* What the task requires:
Where a line of the following data contains the string "Kavitha", include it in the tally. Report the total alone.
------ Given data
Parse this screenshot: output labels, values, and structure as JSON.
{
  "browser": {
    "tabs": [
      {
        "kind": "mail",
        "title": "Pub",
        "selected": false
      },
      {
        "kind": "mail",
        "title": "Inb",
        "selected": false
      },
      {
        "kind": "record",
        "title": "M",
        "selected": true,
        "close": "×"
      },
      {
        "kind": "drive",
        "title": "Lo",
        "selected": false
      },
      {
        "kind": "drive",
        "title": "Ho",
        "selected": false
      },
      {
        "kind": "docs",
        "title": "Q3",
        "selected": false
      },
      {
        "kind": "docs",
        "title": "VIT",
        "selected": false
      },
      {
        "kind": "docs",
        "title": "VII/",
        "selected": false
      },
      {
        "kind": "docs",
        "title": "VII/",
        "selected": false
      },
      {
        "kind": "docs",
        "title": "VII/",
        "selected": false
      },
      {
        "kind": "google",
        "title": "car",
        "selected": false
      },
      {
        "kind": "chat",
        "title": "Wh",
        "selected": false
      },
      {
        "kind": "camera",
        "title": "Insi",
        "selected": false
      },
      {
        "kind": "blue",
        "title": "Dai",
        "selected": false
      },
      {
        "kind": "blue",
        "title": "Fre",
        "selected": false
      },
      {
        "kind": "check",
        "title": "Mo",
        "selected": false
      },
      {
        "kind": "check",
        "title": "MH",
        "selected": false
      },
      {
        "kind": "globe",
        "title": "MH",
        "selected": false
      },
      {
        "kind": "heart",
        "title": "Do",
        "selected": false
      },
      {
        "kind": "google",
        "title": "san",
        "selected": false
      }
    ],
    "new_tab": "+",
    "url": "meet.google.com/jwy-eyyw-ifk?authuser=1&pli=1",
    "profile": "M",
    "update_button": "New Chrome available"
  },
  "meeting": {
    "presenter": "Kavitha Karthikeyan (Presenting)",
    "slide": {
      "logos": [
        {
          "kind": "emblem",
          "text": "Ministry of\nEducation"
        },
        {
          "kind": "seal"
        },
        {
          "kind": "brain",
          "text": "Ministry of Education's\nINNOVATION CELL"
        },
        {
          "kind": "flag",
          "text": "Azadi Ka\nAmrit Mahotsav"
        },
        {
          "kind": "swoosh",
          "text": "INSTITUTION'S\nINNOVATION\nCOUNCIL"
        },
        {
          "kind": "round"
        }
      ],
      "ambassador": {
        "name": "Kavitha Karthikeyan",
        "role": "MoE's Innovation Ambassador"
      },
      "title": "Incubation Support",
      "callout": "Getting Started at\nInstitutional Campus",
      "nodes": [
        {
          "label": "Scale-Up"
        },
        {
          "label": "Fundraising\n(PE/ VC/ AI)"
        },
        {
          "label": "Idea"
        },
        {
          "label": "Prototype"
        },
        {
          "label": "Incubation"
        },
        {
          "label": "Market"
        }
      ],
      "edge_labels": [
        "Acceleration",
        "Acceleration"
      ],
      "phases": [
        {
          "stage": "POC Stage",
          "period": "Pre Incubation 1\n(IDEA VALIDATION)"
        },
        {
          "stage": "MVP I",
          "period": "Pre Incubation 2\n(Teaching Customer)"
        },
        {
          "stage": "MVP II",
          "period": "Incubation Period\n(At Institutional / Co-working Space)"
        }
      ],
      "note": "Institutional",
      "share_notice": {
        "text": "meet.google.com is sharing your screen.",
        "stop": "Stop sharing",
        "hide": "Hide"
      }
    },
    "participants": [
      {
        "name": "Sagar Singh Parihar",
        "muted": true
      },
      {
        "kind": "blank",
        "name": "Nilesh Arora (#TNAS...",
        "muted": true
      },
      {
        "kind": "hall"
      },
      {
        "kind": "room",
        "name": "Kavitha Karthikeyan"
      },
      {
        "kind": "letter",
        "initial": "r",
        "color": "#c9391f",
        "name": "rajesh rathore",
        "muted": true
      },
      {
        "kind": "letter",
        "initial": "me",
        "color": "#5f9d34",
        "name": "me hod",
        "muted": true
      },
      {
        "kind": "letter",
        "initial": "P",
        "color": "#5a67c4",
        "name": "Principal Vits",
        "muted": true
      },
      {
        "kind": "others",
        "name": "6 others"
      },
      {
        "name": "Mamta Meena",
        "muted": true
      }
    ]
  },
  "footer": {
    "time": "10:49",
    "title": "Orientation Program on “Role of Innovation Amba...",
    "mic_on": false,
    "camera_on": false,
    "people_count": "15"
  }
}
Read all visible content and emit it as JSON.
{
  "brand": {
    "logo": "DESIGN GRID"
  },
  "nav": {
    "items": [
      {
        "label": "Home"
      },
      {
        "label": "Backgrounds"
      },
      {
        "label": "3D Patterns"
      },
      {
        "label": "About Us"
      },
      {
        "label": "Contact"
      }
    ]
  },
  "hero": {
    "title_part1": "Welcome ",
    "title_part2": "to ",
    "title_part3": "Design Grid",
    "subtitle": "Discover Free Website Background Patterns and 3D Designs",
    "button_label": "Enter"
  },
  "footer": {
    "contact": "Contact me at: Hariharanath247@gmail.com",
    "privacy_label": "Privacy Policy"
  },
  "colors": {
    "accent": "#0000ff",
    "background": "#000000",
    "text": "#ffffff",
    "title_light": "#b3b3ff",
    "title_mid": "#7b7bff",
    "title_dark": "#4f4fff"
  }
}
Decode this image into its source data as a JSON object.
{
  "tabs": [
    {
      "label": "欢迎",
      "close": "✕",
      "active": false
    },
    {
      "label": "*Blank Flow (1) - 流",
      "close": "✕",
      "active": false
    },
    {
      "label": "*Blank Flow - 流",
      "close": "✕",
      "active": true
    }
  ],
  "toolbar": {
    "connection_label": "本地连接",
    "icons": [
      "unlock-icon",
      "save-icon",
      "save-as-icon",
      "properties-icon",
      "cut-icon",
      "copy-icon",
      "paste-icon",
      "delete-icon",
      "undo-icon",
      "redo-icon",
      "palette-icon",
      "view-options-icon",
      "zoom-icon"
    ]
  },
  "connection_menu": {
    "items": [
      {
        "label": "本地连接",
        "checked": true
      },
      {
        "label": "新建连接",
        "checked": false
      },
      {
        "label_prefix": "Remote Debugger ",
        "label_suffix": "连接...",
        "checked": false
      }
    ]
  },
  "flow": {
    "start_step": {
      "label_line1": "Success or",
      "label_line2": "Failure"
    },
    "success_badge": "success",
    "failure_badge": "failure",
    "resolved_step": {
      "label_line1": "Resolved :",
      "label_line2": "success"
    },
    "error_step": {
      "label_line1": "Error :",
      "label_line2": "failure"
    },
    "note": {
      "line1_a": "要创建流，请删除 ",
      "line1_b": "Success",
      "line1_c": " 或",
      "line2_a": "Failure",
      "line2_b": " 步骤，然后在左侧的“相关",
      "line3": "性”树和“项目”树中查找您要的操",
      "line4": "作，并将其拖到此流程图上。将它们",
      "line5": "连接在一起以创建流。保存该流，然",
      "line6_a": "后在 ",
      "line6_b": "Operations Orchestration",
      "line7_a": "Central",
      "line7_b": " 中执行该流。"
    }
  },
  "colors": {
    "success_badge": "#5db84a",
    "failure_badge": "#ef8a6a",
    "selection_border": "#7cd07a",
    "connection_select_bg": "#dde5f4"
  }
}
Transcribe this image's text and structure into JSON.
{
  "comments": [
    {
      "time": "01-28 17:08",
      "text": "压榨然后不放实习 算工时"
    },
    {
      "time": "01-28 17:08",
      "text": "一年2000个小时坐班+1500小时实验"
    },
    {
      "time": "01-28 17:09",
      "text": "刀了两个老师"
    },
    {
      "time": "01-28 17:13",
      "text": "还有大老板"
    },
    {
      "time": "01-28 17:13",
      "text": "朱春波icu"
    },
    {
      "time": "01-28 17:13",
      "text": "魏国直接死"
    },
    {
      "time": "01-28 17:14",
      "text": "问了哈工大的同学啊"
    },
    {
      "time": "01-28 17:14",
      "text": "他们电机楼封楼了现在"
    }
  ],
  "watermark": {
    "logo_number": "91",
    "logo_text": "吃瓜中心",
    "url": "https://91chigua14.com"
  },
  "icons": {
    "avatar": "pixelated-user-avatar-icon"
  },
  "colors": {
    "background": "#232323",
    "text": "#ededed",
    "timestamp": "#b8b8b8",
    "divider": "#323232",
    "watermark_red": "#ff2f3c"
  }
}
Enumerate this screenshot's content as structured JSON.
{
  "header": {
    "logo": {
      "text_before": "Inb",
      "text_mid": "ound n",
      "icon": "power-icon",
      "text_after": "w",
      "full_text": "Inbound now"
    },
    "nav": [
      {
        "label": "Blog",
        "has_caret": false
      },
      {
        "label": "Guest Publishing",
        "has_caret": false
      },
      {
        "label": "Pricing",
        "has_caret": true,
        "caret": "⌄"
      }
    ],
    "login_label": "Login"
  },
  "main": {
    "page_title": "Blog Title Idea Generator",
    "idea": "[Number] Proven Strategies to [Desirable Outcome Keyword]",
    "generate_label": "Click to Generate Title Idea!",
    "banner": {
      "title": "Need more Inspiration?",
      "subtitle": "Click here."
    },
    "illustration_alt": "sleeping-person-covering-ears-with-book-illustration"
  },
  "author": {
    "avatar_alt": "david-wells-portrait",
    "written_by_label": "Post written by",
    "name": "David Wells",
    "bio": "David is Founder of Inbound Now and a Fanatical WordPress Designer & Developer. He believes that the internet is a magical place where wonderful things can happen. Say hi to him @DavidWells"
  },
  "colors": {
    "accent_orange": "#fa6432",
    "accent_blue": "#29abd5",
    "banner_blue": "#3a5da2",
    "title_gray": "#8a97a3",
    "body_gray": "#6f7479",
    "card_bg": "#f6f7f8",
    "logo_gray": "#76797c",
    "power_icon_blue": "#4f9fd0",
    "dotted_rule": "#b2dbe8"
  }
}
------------
* Problem solution:
3